#### Raw data
- Opening Delimiter -

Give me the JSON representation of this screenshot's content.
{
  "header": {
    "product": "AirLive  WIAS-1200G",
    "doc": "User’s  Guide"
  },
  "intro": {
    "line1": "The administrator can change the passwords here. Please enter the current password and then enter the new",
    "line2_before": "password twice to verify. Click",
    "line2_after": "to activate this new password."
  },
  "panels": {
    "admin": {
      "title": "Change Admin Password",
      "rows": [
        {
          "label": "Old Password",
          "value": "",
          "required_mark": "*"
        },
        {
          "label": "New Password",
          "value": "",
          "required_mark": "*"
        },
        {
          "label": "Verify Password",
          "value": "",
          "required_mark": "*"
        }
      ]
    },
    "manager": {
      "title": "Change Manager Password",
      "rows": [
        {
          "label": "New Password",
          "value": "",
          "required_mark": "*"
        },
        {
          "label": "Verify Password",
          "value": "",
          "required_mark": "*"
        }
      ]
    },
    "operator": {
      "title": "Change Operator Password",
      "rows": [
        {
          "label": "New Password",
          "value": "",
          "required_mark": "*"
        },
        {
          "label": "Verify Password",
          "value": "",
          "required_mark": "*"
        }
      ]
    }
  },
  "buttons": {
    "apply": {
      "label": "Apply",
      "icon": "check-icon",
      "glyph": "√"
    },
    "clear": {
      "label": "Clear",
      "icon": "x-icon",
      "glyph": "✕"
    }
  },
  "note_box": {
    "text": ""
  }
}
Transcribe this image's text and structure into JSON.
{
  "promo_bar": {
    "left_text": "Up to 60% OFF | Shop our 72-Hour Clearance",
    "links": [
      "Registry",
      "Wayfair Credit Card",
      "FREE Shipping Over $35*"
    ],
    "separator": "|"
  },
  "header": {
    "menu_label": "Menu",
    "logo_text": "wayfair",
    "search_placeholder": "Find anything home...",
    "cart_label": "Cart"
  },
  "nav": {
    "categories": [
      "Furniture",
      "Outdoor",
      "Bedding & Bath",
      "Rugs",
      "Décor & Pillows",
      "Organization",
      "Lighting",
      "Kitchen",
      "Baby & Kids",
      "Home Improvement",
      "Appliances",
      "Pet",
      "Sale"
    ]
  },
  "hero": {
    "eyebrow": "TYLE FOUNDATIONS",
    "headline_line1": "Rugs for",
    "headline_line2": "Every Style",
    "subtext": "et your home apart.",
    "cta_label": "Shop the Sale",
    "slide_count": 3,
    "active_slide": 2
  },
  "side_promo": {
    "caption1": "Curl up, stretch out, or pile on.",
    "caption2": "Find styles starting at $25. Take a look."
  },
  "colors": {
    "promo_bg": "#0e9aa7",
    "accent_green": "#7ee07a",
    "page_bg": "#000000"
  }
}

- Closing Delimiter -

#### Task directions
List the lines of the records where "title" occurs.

#### Your solution
      "title": "Change Admin Password",
      "title": "Change Manager Password",
      "title": "Change Operator Password",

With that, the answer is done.